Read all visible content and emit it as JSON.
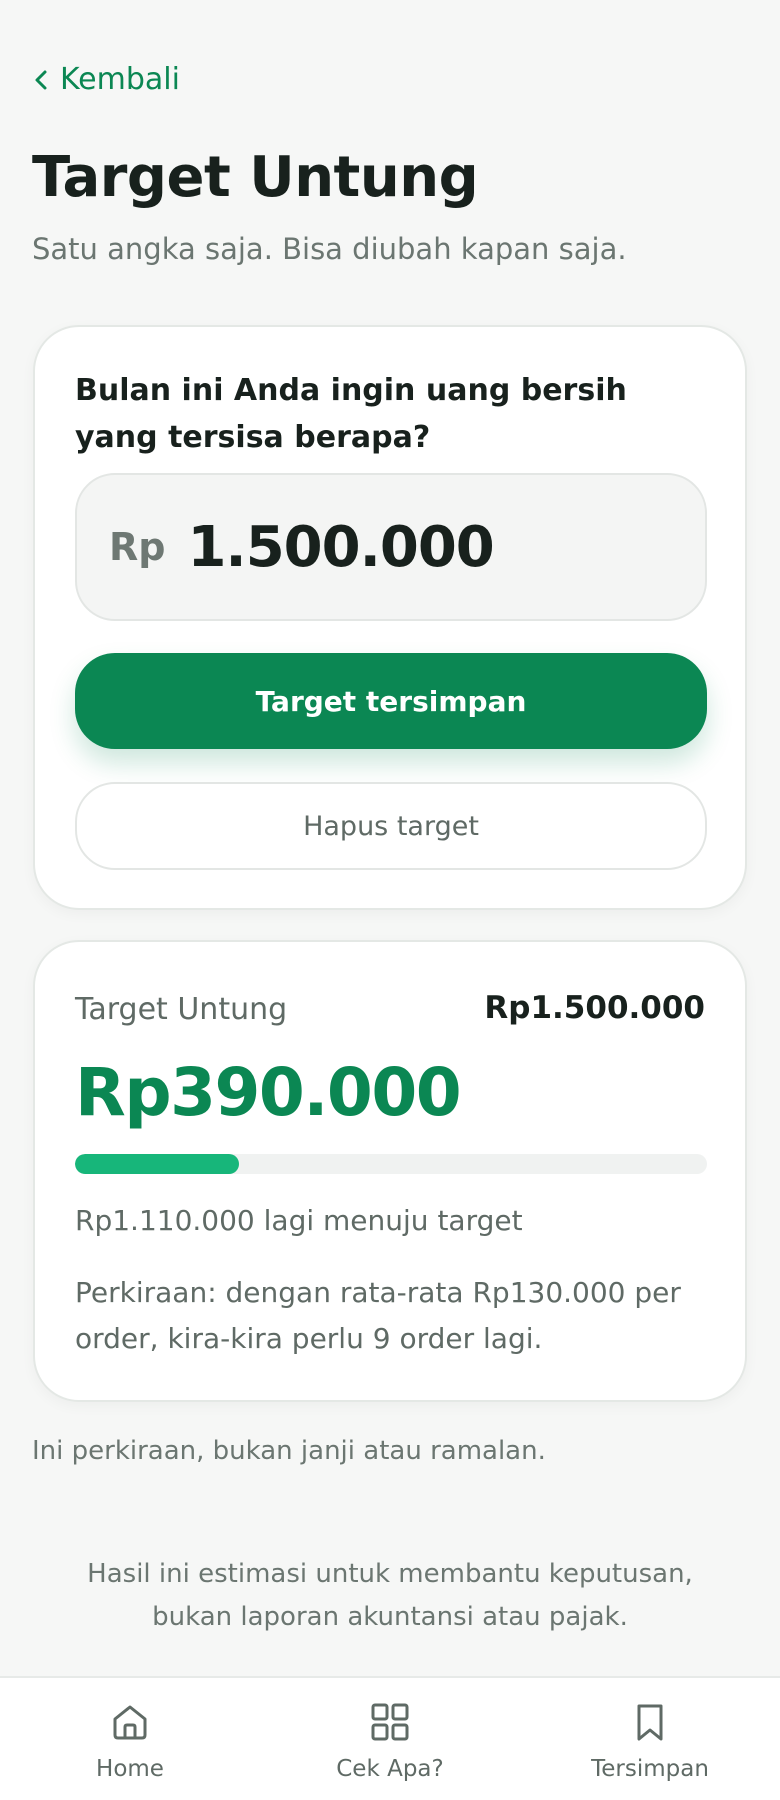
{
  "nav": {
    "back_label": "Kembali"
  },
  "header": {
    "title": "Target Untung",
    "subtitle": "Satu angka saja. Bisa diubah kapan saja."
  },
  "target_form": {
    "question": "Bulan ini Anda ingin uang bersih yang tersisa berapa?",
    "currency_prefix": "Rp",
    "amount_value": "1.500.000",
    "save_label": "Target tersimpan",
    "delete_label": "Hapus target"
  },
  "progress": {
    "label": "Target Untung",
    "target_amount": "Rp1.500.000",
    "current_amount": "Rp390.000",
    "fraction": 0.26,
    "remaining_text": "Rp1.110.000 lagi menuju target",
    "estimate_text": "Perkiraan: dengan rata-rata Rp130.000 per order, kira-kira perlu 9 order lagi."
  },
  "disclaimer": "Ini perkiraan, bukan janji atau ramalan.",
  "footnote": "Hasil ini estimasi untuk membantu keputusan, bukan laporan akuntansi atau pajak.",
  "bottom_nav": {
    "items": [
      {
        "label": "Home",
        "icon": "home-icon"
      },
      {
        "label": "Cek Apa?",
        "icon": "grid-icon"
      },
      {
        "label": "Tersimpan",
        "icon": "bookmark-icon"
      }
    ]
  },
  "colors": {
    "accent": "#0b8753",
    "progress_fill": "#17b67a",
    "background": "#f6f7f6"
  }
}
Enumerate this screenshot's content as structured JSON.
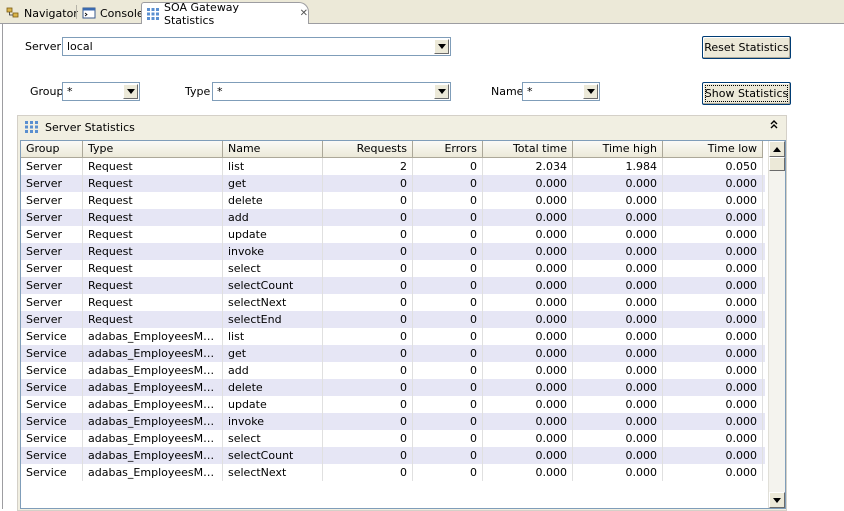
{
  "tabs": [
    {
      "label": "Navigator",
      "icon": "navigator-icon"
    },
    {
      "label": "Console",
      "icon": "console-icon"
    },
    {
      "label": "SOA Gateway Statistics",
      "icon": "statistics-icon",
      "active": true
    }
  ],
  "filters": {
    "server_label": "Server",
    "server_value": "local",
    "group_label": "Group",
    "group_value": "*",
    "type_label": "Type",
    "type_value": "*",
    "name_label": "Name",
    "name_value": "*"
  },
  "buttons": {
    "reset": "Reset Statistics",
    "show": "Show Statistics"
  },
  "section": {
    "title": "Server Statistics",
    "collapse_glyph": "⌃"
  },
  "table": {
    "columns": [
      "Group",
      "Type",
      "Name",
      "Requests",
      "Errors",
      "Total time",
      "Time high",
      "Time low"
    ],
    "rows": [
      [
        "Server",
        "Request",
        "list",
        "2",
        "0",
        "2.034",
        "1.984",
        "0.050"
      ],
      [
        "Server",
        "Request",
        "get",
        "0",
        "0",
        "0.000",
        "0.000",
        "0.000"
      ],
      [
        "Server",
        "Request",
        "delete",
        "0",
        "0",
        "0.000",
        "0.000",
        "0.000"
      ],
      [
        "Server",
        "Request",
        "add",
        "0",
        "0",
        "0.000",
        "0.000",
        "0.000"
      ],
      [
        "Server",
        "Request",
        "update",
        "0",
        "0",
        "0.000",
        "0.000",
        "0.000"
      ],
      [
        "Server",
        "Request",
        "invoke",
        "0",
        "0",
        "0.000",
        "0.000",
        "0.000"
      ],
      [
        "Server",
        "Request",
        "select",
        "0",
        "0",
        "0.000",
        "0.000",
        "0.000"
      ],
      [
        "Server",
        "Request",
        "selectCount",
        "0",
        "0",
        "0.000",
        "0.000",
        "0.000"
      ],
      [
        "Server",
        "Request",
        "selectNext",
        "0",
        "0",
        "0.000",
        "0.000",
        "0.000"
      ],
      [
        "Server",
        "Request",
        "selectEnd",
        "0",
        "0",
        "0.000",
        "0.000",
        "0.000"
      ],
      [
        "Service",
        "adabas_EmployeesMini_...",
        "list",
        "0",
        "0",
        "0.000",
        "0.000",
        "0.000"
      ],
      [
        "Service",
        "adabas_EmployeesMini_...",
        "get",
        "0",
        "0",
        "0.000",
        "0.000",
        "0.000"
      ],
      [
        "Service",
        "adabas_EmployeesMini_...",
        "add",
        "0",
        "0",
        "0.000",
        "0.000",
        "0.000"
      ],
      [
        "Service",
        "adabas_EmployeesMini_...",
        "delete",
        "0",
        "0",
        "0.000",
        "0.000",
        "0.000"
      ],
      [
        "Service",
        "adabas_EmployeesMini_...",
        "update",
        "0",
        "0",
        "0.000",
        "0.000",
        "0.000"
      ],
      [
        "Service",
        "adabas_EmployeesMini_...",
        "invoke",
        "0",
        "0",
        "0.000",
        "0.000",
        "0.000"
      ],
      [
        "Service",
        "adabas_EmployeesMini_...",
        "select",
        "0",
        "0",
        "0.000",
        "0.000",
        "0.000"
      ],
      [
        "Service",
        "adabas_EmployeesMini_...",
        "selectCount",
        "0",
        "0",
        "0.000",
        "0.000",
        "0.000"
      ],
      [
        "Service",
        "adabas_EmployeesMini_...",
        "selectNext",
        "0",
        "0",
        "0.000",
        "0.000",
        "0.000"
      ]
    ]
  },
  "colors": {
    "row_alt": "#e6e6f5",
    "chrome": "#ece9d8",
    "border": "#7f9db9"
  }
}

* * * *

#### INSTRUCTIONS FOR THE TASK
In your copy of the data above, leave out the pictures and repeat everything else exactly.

#### ANSWER TO THIS PROBLEM
Read all visible content and emit it as JSON.
{
  "nav": {
    "back_label": "Kembali"
  },
  "header": {
    "title": "Target Untung",
    "subtitle": "Satu angka saja. Bisa diubah kapan saja."
  },
  "target_form": {
    "question": "Bulan ini Anda ingin uang bersih yang tersisa berapa?",
    "currency_prefix": "Rp",
    "amount_value": "1.500.000",
    "save_label": "Target tersimpan",
    "delete_label": "Hapus target"
  },
  "progress": {
    "label": "Target Untung",
    "target_amount": "Rp1.500.000",
    "current_amount": "Rp390.000",
    "fraction": 0.26,
    "remaining_text": "Rp1.110.000 lagi menuju target",
    "estimate_text": "Perkiraan: dengan rata-rata Rp130.000 per order, kira-kira perlu 9 order lagi."
  },
  "disclaimer": "Ini perkiraan, bukan janji atau ramalan.",
  "footnote": "Hasil ini estimasi untuk membantu keputusan, bukan laporan akuntansi atau pajak.",
  "bottom_nav": {
    "items": [
      {
        "label": "Home",
        "icon": "home-icon"
      },
      {
        "label": "Cek Apa?",
        "icon": "grid-icon"
      },
      {
        "label": "Tersimpan",
        "icon": "bookmark-icon"
      }
    ]
  },
  "colors": {
    "accent": "#0b8753",
    "progress_fill": "#17b67a",
    "background": "#f6f7f6"
  }
}
Enumerate this screenshot's content as structured JSON.
{
  "tabs": [
    {
      "label": "Navigator",
      "icon": "navigator-icon"
    },
    {
      "label": "Console",
      "icon": "console-icon"
    },
    {
      "label": "SOA Gateway Statistics",
      "icon": "statistics-icon",
      "active": true
    }
  ],
  "filters": {
    "server_label": "Server",
    "server_value": "local",
    "group_label": "Group",
    "group_value": "*",
    "type_label": "Type",
    "type_value": "*",
    "name_label": "Name",
    "name_value": "*"
  },
  "buttons": {
    "reset": "Reset Statistics",
    "show": "Show Statistics"
  },
  "section": {
    "title": "Server Statistics",
    "collapse_glyph": "⌃"
  },
  "table": {
    "columns": [
      "Group",
      "Type",
      "Name",
      "Requests",
      "Errors",
      "Total time",
      "Time high",
      "Time low"
    ],
    "rows": [
      [
        "Server",
        "Request",
        "list",
        "2",
        "0",
        "2.034",
        "1.984",
        "0.050"
      ],
      [
        "Server",
        "Request",
        "get",
        "0",
        "0",
        "0.000",
        "0.000",
        "0.000"
      ],
      [
        "Server",
        "Request",
        "delete",
        "0",
        "0",
        "0.000",
        "0.000",
        "0.000"
      ],
      [
        "Server",
        "Request",
        "add",
        "0",
        "0",
        "0.000",
        "0.000",
        "0.000"
      ],
      [
        "Server",
        "Request",
        "update",
        "0",
        "0",
        "0.000",
        "0.000",
        "0.000"
      ],
      [
        "Server",
        "Request",
        "invoke",
        "0",
        "0",
        "0.000",
        "0.000",
        "0.000"
      ],
      [
        "Server",
        "Request",
        "select",
        "0",
        "0",
        "0.000",
        "0.000",
        "0.000"
      ],
      [
        "Server",
        "Request",
        "selectCount",
        "0",
        "0",
        "0.000",
        "0.000",
        "0.000"
      ],
      [
        "Server",
        "Request",
        "selectNext",
        "0",
        "0",
        "0.000",
        "0.000",
        "0.000"
      ],
      [
        "Server",
        "Request",
        "selectEnd",
        "0",
        "0",
        "0.000",
        "0.000",
        "0.000"
      ],
      [
        "Service",
        "adabas_EmployeesMini_...",
        "list",
        "0",
        "0",
        "0.000",
        "0.000",
        "0.000"
      ],
      [
        "Service",
        "adabas_EmployeesMini_...",
        "get",
        "0",
        "0",
        "0.000",
        "0.000",
        "0.000"
      ],
      [
        "Service",
        "adabas_EmployeesMini_...",
        "add",
        "0",
        "0",
        "0.000",
        "0.000",
        "0.000"
      ],
      [
        "Service",
        "adabas_EmployeesMini_...",
        "delete",
        "0",
        "0",
        "0.000",
        "0.000",
        "0.000"
      ],
      [
        "Service",
        "adabas_EmployeesMini_...",
        "update",
        "0",
        "0",
        "0.000",
        "0.000",
        "0.000"
      ],
      [
        "Service",
        "adabas_EmployeesMini_...",
        "invoke",
        "0",
        "0",
        "0.000",
        "0.000",
        "0.000"
      ],
      [
        "Service",
        "adabas_EmployeesMini_...",
        "select",
        "0",
        "0",
        "0.000",
        "0.000",
        "0.000"
      ],
      [
        "Service",
        "adabas_EmployeesMini_...",
        "selectCount",
        "0",
        "0",
        "0.000",
        "0.000",
        "0.000"
      ],
      [
        "Service",
        "adabas_EmployeesMini_...",
        "selectNext",
        "0",
        "0",
        "0.000",
        "0.000",
        "0.000"
      ]
    ]
  },
  "colors": {
    "row_alt": "#e6e6f5",
    "chrome": "#ece9d8",
    "border": "#7f9db9"
  }
}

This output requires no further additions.